This provision recognises that a third party funding litigation and receiving the benefit of it should also bear the risks of the claim i.e. the costs associated with bringing it.
The Labour MPs brought an action against Jane Collins in 2014 and following long-running litigation she was ordered to pay damages of £54,000 to each of the Labour MPs plus an interim payment on account of their costs of £120,000. Jane Collins failed to pay and the Labour MPs sought a third party costs order against UKIP having become aware of its involvement and it having funded part of Jane Collins defence of their proceedings. The Labour MP’s full costs claim runs to nearly £670,000.
At a hearing this month, UKIP was made jointly and severally liable with Jane Collins for the Labour MPs costs incurred during specific time periods where UKIP’s actions were felt to have been material. The court made the liability order having been satisfied that “deliberate and calculated decisions” were taken by UKIP so as to “ensure for Party political and specifically electoral reasons that the claimants’ action should not be settled before the General Election”. UKIP’s involvement was such that it took UKIP’s role away from being classified as a pure funder (as UKIP had contended) and into the realms of controlling the course of the action for its own ends, thereby justifying the making of the discretionary third party costs order.
This is yet another example of a third party costs order being made. The case should sound a note of caution for others who may be considering whether to become involved with funding litigation or otherwise entering into arrangements to enable a party to pursue or defend a claim.

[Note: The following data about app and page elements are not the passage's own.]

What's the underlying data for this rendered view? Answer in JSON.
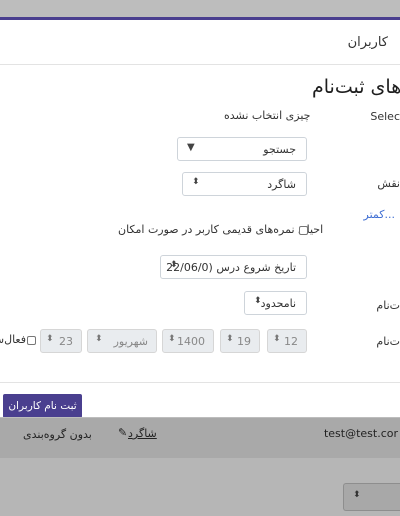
{
  "modal": {
    "title": "کاربران",
    "section_title": "مرهای ثبت‌نام",
    "select_users_label": "Selec",
    "nothing_selected": "چیزی انتخاب نشده",
    "search_select": {
      "value": "جستجو"
    },
    "role_label": "نقش",
    "role_select": {
      "value": "شاگرد"
    },
    "show_less_link": "کمتر...",
    "recover_grades": {
      "label": "احیای نمره‌های قدیمی کاربر در صورت امکان",
      "checked": false
    },
    "start_select": {
      "value": "تاریخ شروع درس (22/06/0"
    },
    "duration_label": "ت‌نام",
    "duration_select": {
      "value": "نامحدود"
    },
    "end_label": "ت‌نام",
    "date_fields": {
      "day": "12",
      "hour": "19",
      "year": "1400",
      "month": "شهریور",
      "minute": "23"
    },
    "enable_label": "فعال‌سا",
    "submit_button": "ثبت نام کاربران"
  },
  "background": {
    "row_email": "test@test.cor",
    "row_role": "شاگرد",
    "row_group": "بدون گروه‌بندی"
  }
}
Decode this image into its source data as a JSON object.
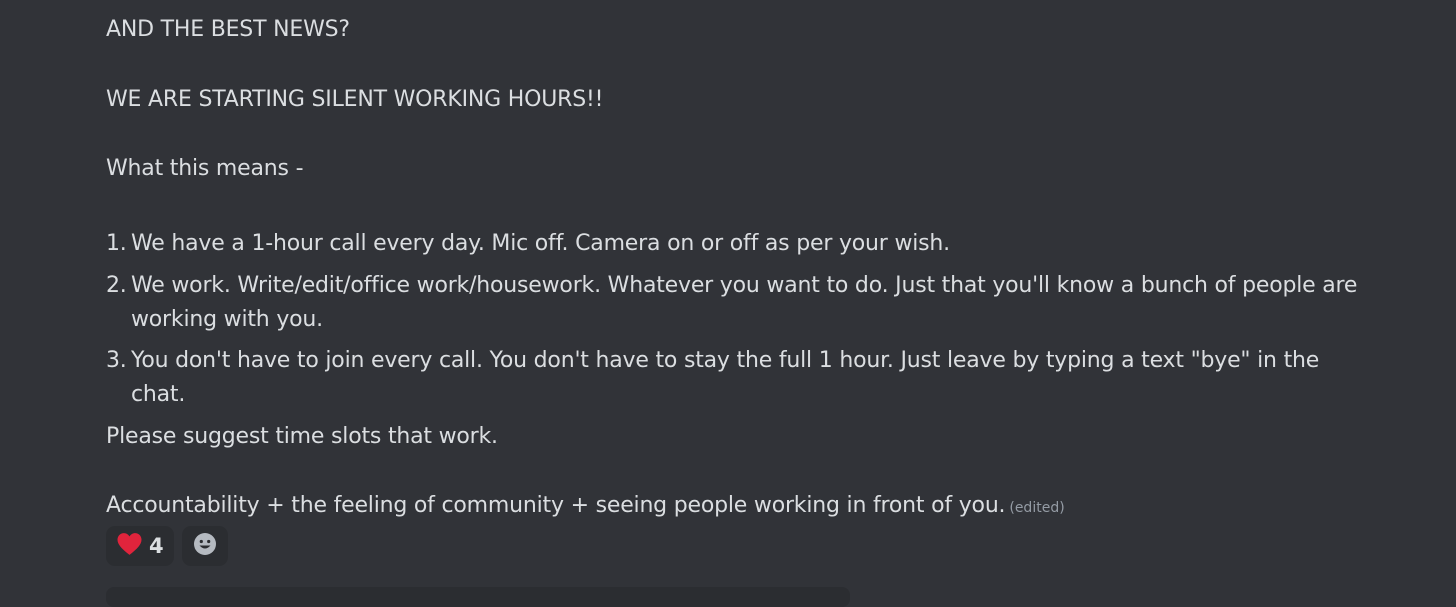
{
  "message": {
    "line1": "AND THE BEST NEWS?",
    "line2": "WE ARE STARTING SILENT WORKING HOURS!!",
    "line3": "What this means -",
    "list": [
      {
        "num": "1.",
        "text": "We have a 1-hour call every day. Mic off. Camera on or off as per your wish."
      },
      {
        "num": "2.",
        "text": "We work. Write/edit/office work/housework. Whatever you want to do. Just that you'll know a bunch of people are working with you."
      },
      {
        "num": "3.",
        "text": "You don't have to join every call. You don't have to stay the full 1 hour. Just leave by typing a text \"bye\" in the chat."
      }
    ],
    "line4": "Please suggest time slots that work.",
    "line5": "Accountability + the feeling of community + seeing people working in front of you.",
    "edited_label": "(edited)"
  },
  "reactions": {
    "heart_count": "4",
    "heart_icon": "red-heart-icon",
    "add_icon": "add-reaction-smile-icon"
  },
  "colors": {
    "background": "#313338",
    "text": "#dbdee1",
    "muted": "#949ba4",
    "reaction_bg": "#2b2d31",
    "heart": "#e0243c"
  }
}
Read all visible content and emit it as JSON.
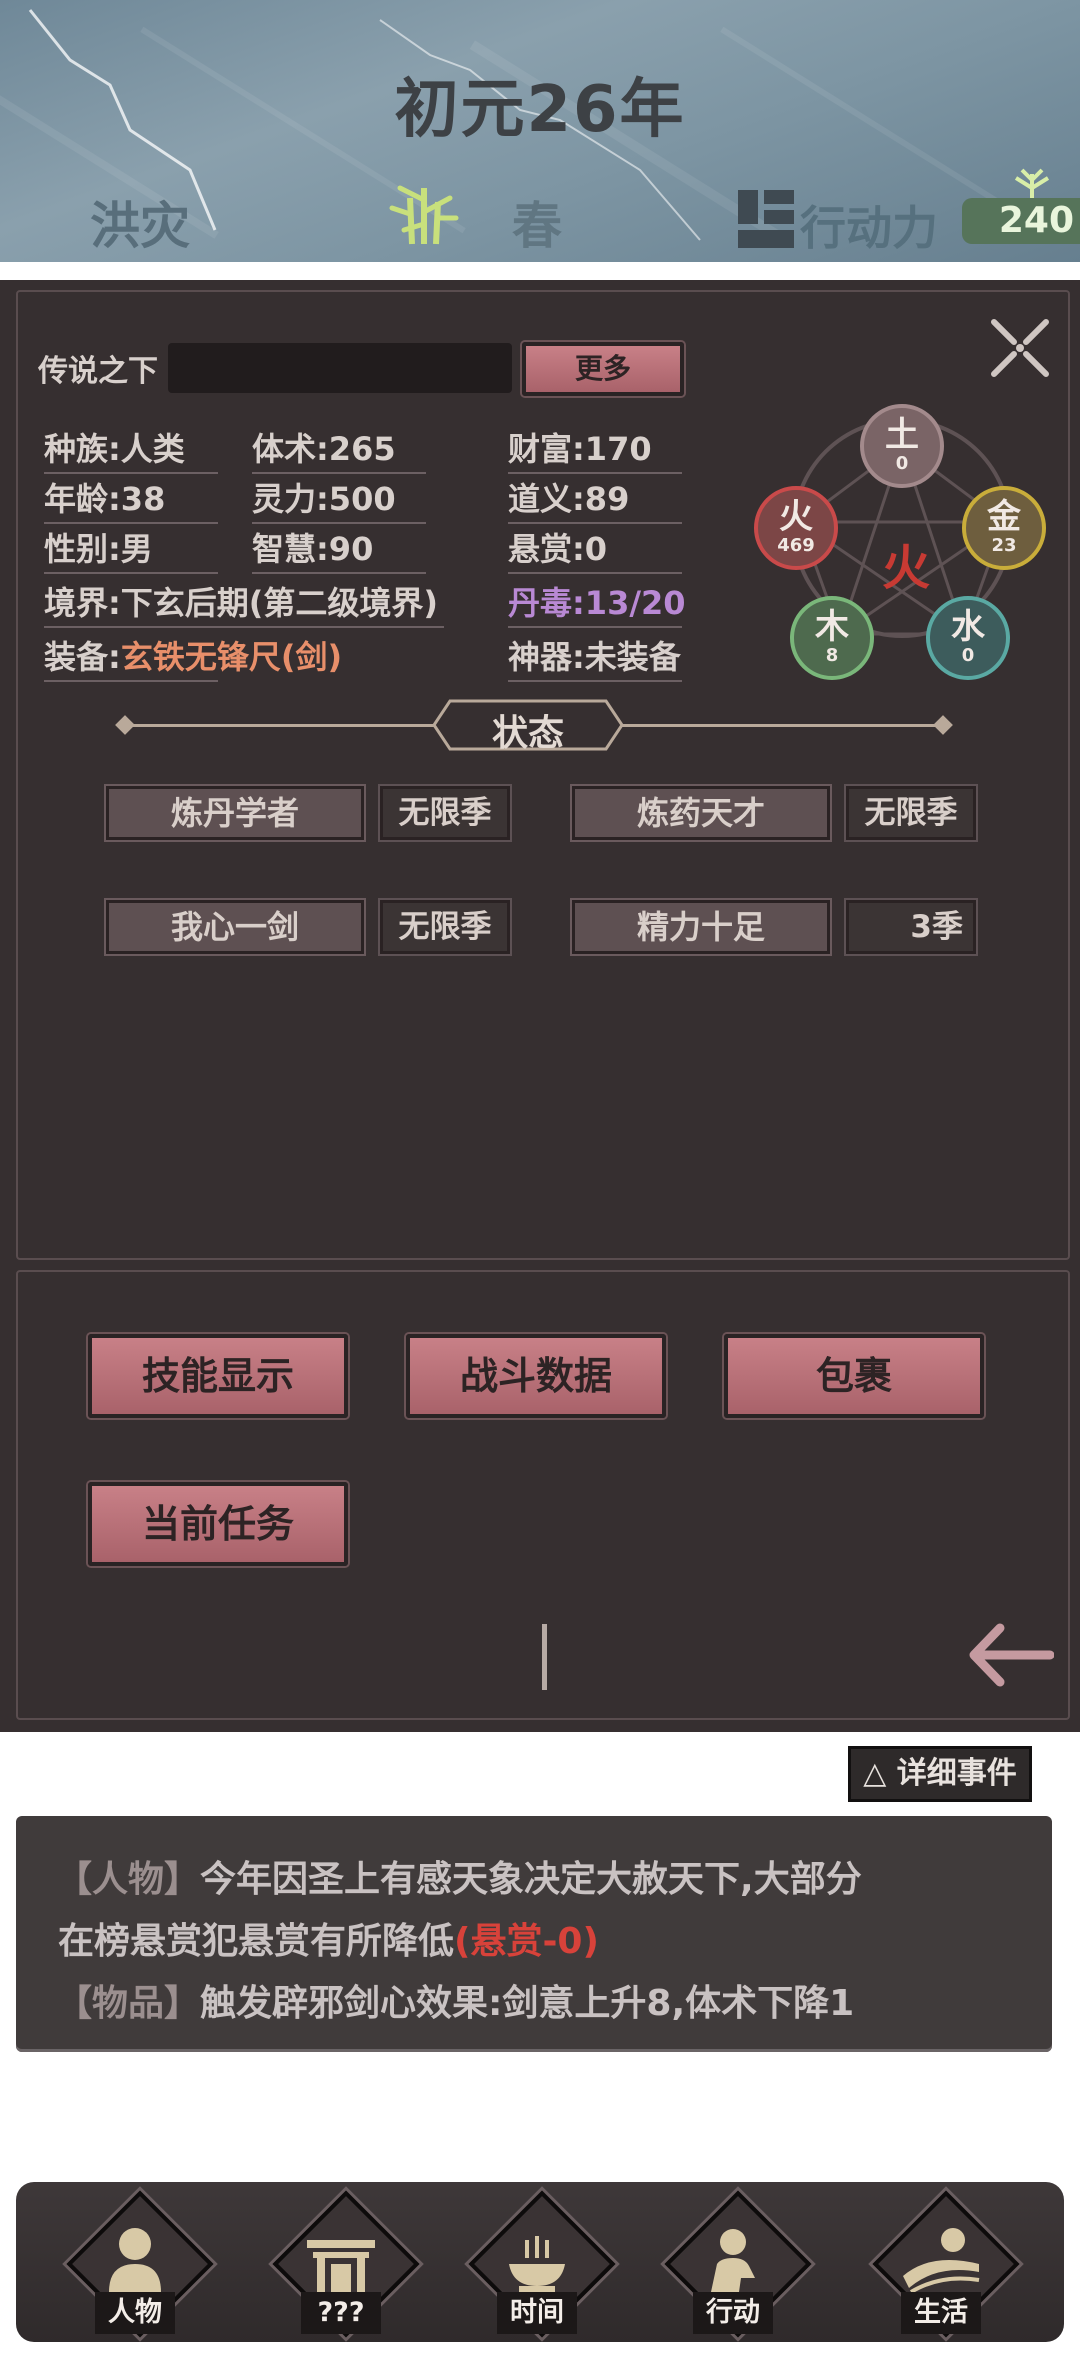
{
  "header": {
    "year": "初元26年",
    "disaster": "洪灾",
    "season_icon": "bamboo-icon",
    "season": "春",
    "action_icon": "action-glyph-icon",
    "action_label": "行动力",
    "action_value": "240"
  },
  "profile": {
    "title": "传说之下",
    "name_value": "",
    "more_label": "更多"
  },
  "stats": {
    "race": "种族:人类",
    "age": "年龄:38",
    "gender": "性别:男",
    "realm": "境界:下玄后期(第二级境界)",
    "equip_prefix": "装备:",
    "equip_value": "玄铁无锋尺(剑)",
    "body": "体术:265",
    "spirit": "灵力:500",
    "wisdom": "智慧:90",
    "wealth": "财富:170",
    "righteousness": "道义:89",
    "bounty": "悬赏:0",
    "poison": "丹毒:13/20",
    "artifact": "神器:未装备"
  },
  "elements": {
    "center": "火",
    "earth": {
      "name": "土",
      "value": "0"
    },
    "metal": {
      "name": "金",
      "value": "23"
    },
    "water": {
      "name": "水",
      "value": "0"
    },
    "wood": {
      "name": "木",
      "value": "8"
    },
    "fire": {
      "name": "火",
      "value": "469"
    }
  },
  "status": {
    "heading": "状态",
    "items": [
      {
        "name": "炼丹学者",
        "duration": "无限季"
      },
      {
        "name": "炼药天才",
        "duration": "无限季"
      },
      {
        "name": "我心一剑",
        "duration": "无限季"
      },
      {
        "name": "精力十足",
        "duration": "3季"
      }
    ]
  },
  "actions": {
    "skills": "技能显示",
    "battle": "战斗数据",
    "bag": "包裹",
    "quest": "当前任务"
  },
  "events": {
    "toggle_label": "△ 详细事件",
    "line1_tag": "【人物】",
    "line1_text": "今年因圣上有感天象决定大赦天下,大部分",
    "line2_text": "在榜悬赏犯悬赏有所降低",
    "line2_highlight": "(悬赏-0)",
    "line3_tag": "【物品】",
    "line3_text": "触发辟邪剑心效果:剑意上升8,体术下降1"
  },
  "nav": {
    "items": [
      {
        "label": "人物",
        "icon": "person-icon"
      },
      {
        "label": "???",
        "icon": "shrine-icon"
      },
      {
        "label": "时间",
        "icon": "incense-burner-icon"
      },
      {
        "label": "行动",
        "icon": "action-person-icon"
      },
      {
        "label": "生活",
        "icon": "landscape-icon"
      }
    ]
  },
  "colors": {
    "accent_pink": "#c07a82",
    "highlight_orange": "#e88f6a",
    "poison_purple": "#b989d4",
    "bounty_red": "#d8423a",
    "fire_center": "#c83a33"
  }
}
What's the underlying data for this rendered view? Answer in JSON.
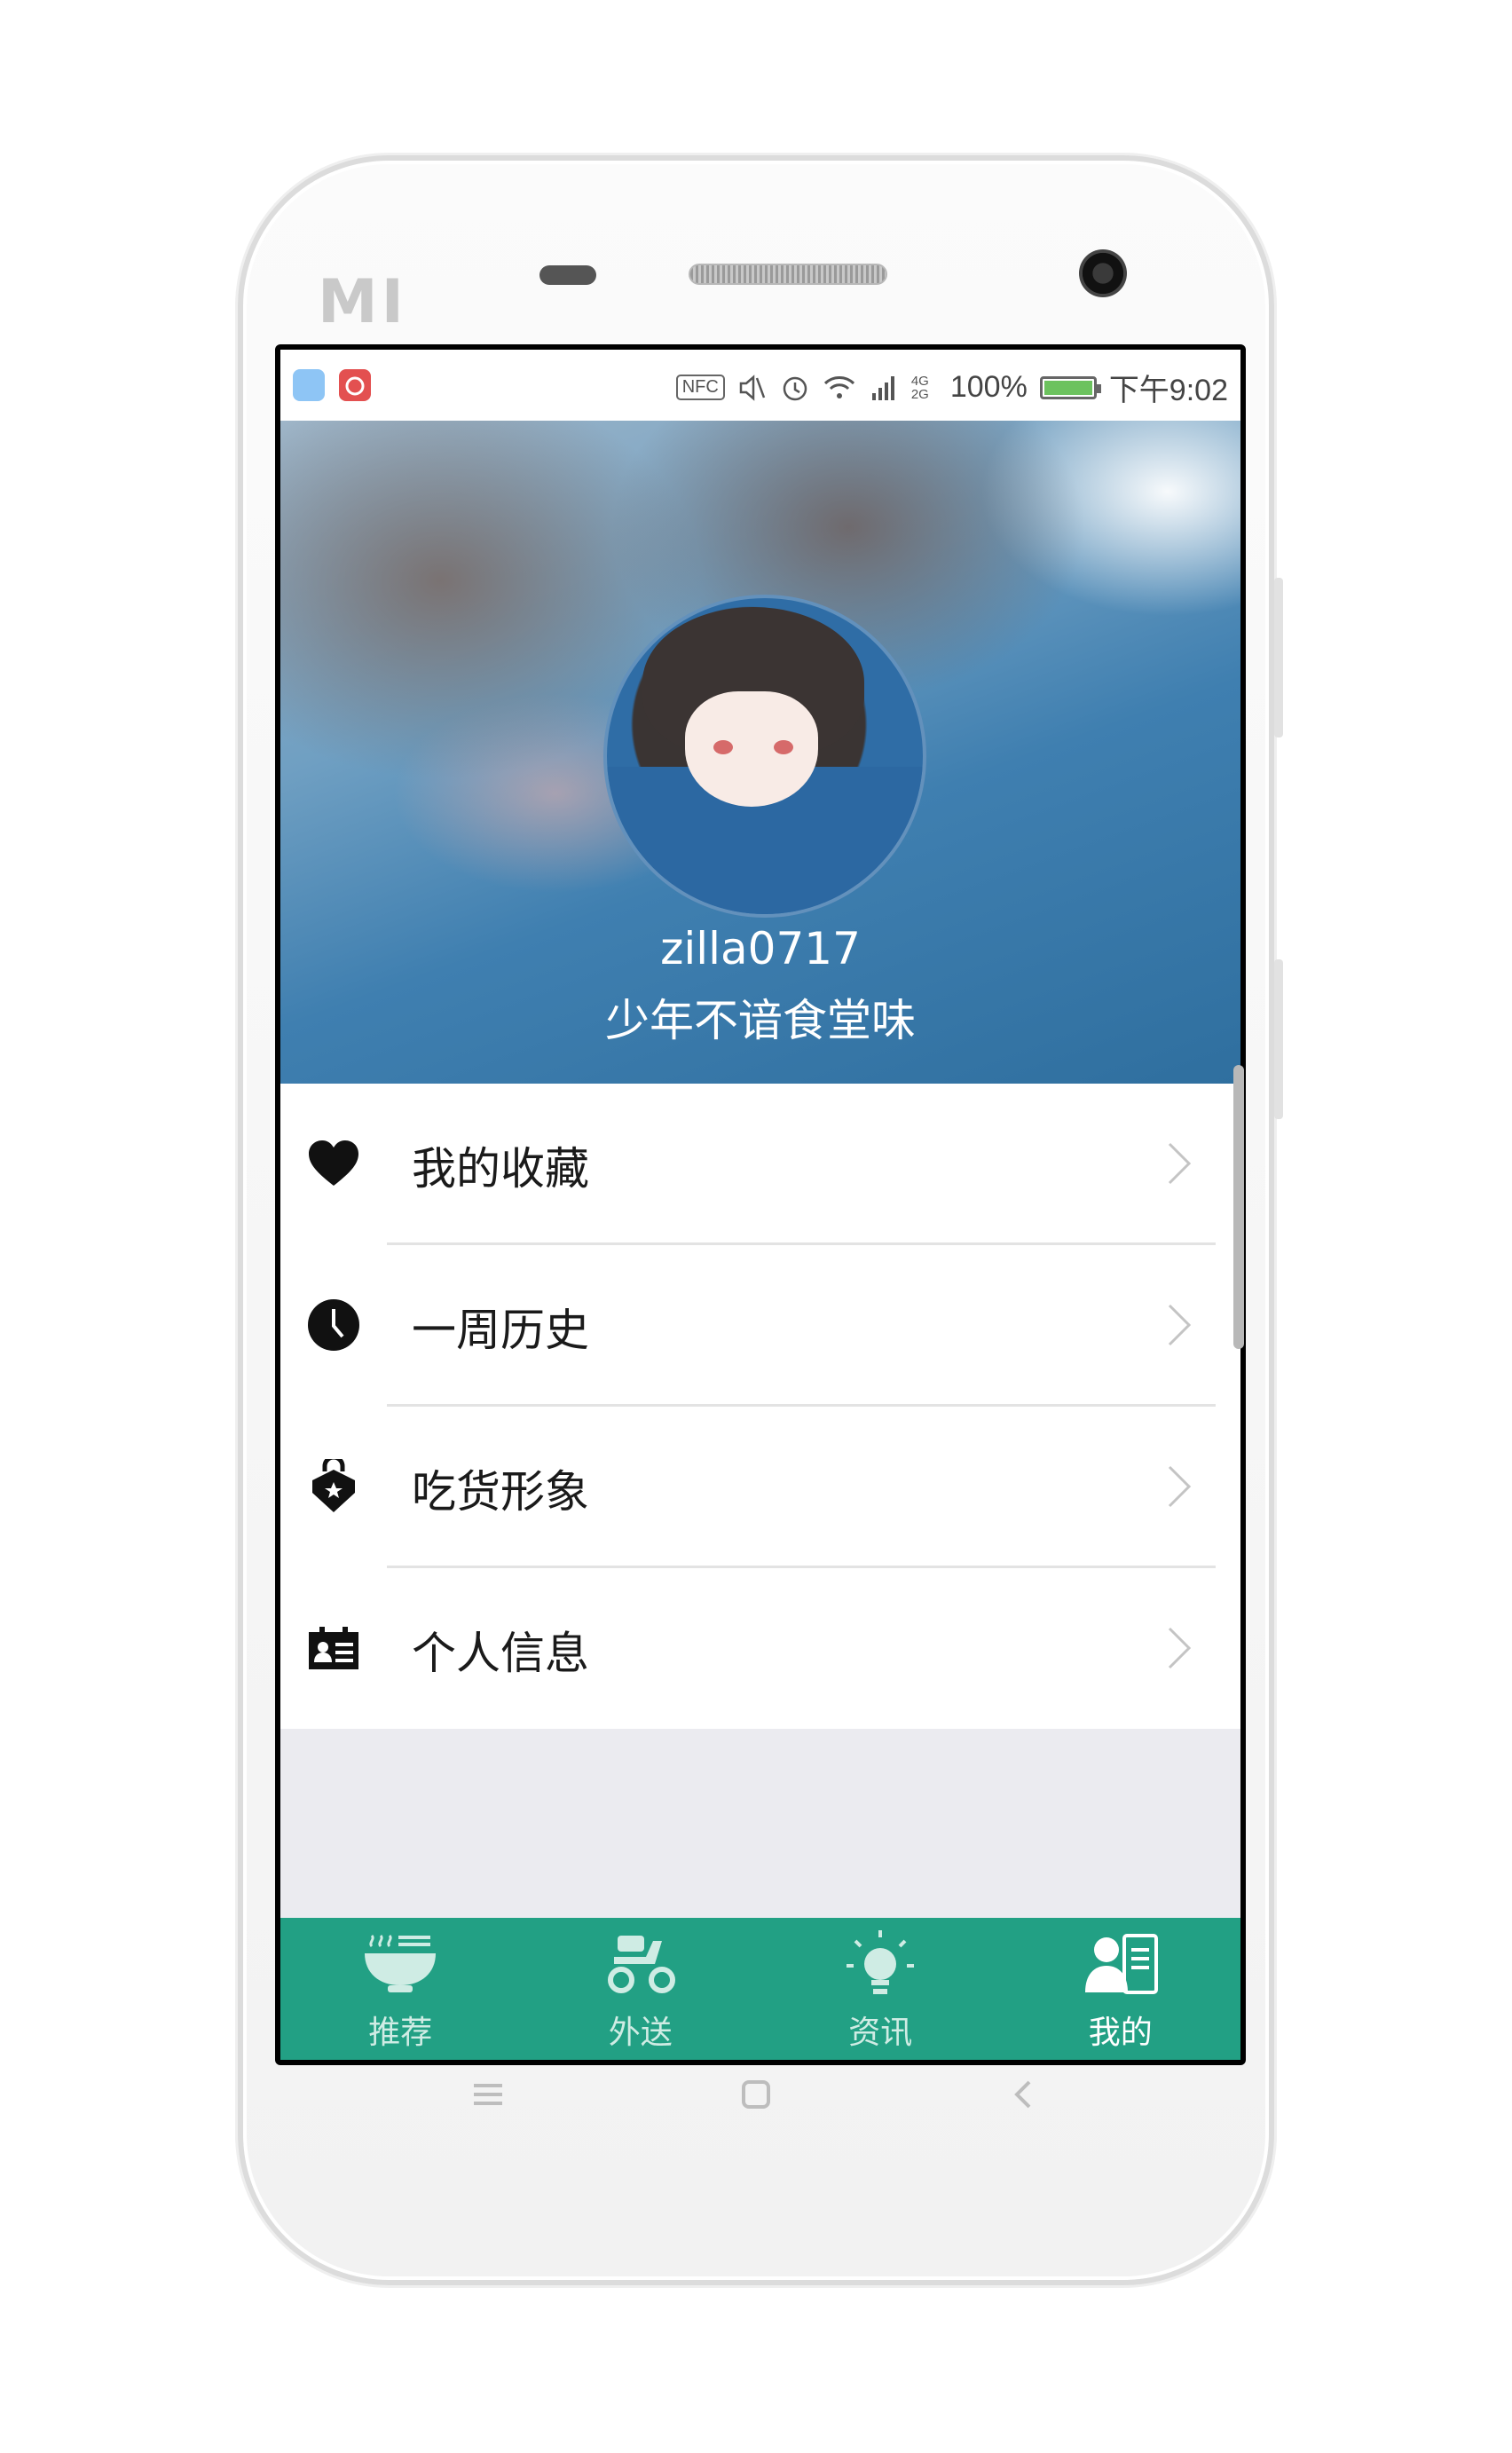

Before taking such a step you should apprise yourself of the risk of inadvertently creating a costs liability. A failure to appreciate the position could be extremely costly.